### The task
The answer must be a single number: the count of lines in the records below that contain the word "with".

### Entries supplied
Start of Block
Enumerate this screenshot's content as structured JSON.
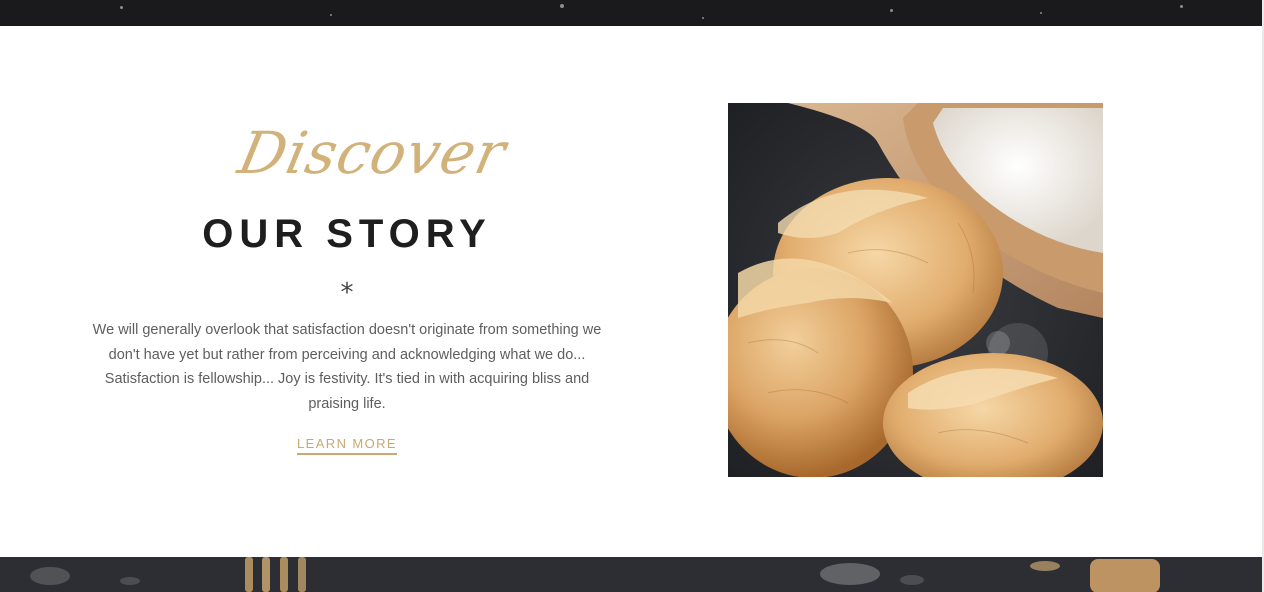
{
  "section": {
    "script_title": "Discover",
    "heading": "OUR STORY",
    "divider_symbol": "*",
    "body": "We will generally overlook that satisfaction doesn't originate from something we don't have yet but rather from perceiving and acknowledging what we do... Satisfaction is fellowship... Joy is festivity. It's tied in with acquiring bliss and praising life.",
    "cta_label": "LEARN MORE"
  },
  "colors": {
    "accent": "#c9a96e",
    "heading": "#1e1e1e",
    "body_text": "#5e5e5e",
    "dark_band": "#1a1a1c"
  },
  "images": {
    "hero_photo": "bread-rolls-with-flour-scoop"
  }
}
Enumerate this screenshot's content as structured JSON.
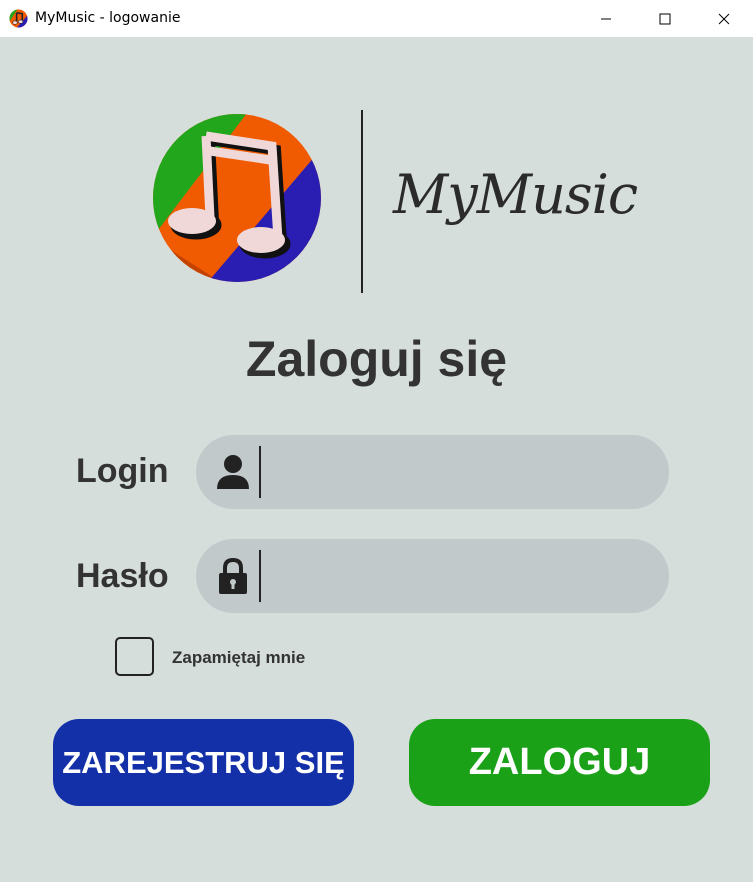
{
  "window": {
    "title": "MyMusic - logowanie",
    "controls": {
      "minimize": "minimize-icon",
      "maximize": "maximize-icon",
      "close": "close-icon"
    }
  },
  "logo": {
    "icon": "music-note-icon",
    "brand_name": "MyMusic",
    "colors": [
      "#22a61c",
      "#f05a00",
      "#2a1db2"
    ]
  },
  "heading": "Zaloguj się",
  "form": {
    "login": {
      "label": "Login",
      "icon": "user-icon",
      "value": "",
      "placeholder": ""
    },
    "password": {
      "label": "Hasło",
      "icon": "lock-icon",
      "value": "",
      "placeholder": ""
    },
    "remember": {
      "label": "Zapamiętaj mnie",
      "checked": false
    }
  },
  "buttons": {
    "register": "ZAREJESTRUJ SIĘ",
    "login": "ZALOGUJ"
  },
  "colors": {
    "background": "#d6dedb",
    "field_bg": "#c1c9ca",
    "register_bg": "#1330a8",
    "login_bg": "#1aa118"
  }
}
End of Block
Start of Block
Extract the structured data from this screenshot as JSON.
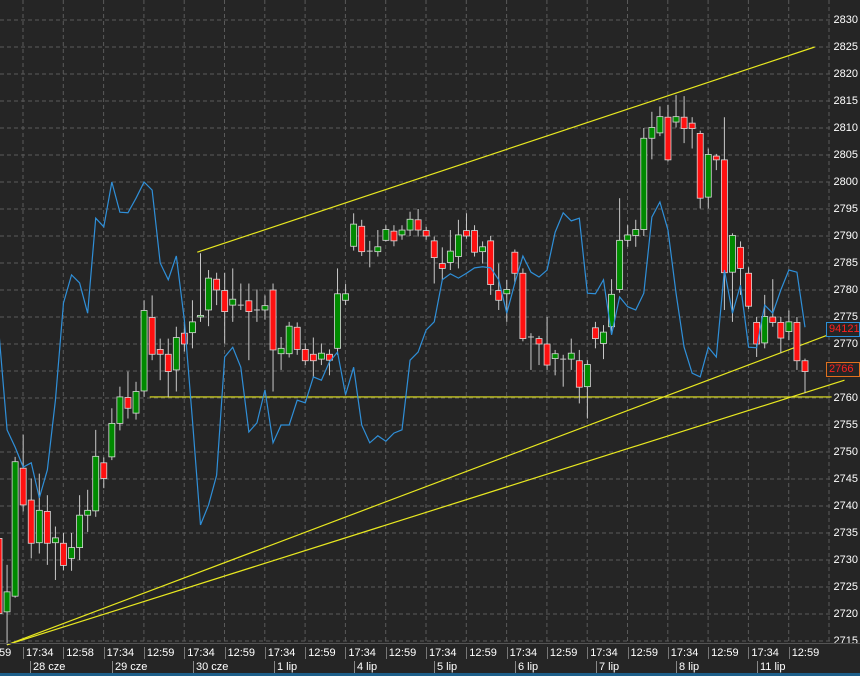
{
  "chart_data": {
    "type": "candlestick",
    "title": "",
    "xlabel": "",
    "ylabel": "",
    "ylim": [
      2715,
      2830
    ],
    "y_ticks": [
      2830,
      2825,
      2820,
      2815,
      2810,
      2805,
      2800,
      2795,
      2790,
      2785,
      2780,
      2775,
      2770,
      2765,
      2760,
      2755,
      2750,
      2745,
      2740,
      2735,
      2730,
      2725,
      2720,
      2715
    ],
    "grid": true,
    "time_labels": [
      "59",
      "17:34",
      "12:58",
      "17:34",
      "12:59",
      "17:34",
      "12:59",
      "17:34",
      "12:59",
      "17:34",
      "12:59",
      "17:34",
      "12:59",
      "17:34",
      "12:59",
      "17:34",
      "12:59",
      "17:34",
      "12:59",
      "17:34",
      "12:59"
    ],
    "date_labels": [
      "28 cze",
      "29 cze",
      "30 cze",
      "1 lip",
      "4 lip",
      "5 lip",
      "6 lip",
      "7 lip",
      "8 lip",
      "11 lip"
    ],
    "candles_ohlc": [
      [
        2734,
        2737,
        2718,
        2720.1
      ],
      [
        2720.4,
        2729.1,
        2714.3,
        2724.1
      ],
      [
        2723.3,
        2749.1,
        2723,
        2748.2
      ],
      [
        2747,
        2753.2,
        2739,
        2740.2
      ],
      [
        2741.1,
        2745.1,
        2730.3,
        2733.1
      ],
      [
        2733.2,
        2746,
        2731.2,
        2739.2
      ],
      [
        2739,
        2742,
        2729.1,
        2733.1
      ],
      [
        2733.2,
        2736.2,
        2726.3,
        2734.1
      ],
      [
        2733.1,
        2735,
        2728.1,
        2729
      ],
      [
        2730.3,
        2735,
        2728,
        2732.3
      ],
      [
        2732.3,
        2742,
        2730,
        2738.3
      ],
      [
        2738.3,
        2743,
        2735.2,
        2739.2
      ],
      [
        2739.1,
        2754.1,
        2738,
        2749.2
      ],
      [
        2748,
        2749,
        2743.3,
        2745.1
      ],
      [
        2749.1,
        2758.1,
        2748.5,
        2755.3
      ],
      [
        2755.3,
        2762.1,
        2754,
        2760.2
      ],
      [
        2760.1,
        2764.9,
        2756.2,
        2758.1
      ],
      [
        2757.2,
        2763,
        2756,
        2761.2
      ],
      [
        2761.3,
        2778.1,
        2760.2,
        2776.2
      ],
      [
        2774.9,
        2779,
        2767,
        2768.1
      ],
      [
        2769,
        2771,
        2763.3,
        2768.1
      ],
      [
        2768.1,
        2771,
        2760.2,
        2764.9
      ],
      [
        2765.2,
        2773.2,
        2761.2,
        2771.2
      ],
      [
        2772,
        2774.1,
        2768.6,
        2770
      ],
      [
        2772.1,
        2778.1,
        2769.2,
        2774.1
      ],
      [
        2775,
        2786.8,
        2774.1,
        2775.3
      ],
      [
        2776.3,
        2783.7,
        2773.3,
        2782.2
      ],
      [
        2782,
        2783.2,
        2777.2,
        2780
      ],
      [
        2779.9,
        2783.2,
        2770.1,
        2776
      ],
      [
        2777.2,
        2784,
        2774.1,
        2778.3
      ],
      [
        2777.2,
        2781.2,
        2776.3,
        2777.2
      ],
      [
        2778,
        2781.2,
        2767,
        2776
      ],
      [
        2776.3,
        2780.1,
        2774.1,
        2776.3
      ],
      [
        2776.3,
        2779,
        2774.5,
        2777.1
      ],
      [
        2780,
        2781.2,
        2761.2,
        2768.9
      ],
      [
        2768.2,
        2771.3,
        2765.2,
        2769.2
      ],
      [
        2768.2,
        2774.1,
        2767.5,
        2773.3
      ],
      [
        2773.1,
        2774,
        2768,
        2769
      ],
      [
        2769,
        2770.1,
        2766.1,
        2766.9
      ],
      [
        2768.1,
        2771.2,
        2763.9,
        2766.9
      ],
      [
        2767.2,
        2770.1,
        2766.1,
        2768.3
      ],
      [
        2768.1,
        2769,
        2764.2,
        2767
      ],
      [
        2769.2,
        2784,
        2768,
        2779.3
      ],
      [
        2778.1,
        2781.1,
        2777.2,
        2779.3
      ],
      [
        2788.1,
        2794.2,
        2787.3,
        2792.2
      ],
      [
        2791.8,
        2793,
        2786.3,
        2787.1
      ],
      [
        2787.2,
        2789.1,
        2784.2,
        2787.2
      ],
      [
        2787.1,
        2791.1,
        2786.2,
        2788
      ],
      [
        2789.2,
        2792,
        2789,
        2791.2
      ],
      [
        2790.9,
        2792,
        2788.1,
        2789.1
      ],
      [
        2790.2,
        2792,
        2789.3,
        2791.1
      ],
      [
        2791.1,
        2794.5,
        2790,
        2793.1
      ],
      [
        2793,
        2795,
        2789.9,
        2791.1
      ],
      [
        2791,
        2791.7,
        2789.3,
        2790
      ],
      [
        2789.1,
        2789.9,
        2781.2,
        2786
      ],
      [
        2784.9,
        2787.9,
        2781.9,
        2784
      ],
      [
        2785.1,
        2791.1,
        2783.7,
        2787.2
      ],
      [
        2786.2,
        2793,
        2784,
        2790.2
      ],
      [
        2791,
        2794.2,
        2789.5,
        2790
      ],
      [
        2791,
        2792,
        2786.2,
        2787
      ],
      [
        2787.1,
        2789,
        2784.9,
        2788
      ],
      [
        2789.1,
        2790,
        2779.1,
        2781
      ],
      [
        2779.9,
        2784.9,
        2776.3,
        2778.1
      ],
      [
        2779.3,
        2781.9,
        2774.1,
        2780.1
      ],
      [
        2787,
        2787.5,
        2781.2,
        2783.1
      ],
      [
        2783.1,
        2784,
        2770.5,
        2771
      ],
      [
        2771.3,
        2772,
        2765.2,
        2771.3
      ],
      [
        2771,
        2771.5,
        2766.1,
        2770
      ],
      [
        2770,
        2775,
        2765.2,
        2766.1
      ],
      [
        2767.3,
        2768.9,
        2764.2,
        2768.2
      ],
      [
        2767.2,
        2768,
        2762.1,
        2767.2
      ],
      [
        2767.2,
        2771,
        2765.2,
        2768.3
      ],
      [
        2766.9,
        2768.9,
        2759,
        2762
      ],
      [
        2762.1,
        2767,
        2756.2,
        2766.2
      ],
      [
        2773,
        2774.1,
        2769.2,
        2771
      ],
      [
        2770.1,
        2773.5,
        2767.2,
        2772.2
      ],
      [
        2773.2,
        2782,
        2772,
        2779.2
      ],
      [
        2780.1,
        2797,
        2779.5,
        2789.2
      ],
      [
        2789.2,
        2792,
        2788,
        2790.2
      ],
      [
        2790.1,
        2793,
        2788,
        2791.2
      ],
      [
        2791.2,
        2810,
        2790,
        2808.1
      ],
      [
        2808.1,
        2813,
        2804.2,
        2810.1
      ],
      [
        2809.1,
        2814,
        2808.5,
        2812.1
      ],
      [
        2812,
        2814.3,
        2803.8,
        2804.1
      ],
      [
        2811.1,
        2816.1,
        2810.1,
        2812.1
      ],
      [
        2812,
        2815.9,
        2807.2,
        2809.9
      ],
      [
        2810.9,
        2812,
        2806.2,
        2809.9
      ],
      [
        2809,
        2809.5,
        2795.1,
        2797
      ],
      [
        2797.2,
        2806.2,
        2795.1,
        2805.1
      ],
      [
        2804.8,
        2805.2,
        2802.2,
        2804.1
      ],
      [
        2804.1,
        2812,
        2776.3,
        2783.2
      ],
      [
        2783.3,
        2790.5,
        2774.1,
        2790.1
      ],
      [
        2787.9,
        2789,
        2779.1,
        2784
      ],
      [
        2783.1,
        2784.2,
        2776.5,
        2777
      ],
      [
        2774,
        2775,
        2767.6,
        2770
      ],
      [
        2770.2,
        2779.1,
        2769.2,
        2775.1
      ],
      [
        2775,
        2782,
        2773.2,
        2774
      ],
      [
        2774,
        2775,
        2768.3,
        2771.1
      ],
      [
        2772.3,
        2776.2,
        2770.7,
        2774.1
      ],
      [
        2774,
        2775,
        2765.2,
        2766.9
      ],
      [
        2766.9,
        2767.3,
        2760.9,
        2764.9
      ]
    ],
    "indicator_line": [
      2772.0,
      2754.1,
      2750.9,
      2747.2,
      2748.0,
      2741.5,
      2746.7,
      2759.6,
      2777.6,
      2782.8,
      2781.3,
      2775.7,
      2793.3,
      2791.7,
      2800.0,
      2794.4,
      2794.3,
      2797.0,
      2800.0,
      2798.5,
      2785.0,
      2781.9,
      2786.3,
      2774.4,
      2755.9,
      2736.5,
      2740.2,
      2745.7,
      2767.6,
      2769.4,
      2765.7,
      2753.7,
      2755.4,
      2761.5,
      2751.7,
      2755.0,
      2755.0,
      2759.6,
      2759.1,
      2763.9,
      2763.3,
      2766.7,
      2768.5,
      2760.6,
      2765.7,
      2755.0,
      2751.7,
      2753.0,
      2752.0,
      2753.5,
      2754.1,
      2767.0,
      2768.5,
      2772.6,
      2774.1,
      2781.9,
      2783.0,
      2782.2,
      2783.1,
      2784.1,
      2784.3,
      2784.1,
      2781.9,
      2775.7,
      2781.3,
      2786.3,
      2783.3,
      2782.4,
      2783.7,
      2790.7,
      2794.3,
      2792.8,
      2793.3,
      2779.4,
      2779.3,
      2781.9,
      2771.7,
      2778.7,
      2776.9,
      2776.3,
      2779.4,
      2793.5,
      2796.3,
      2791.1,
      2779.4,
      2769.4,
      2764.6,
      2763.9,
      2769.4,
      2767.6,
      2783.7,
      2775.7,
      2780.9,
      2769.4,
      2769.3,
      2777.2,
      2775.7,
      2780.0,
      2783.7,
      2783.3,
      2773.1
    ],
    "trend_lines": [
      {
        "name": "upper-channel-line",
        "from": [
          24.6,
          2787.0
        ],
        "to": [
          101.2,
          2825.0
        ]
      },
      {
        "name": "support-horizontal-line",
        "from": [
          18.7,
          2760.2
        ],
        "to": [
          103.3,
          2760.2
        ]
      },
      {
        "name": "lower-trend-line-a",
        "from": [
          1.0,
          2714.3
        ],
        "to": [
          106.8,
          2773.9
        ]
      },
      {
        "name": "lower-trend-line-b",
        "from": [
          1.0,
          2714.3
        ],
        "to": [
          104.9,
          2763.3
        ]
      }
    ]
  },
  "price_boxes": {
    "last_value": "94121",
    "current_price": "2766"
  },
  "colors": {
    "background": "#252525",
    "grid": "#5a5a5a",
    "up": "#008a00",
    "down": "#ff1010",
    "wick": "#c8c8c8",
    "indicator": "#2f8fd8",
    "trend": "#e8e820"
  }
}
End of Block
### Expected answer
2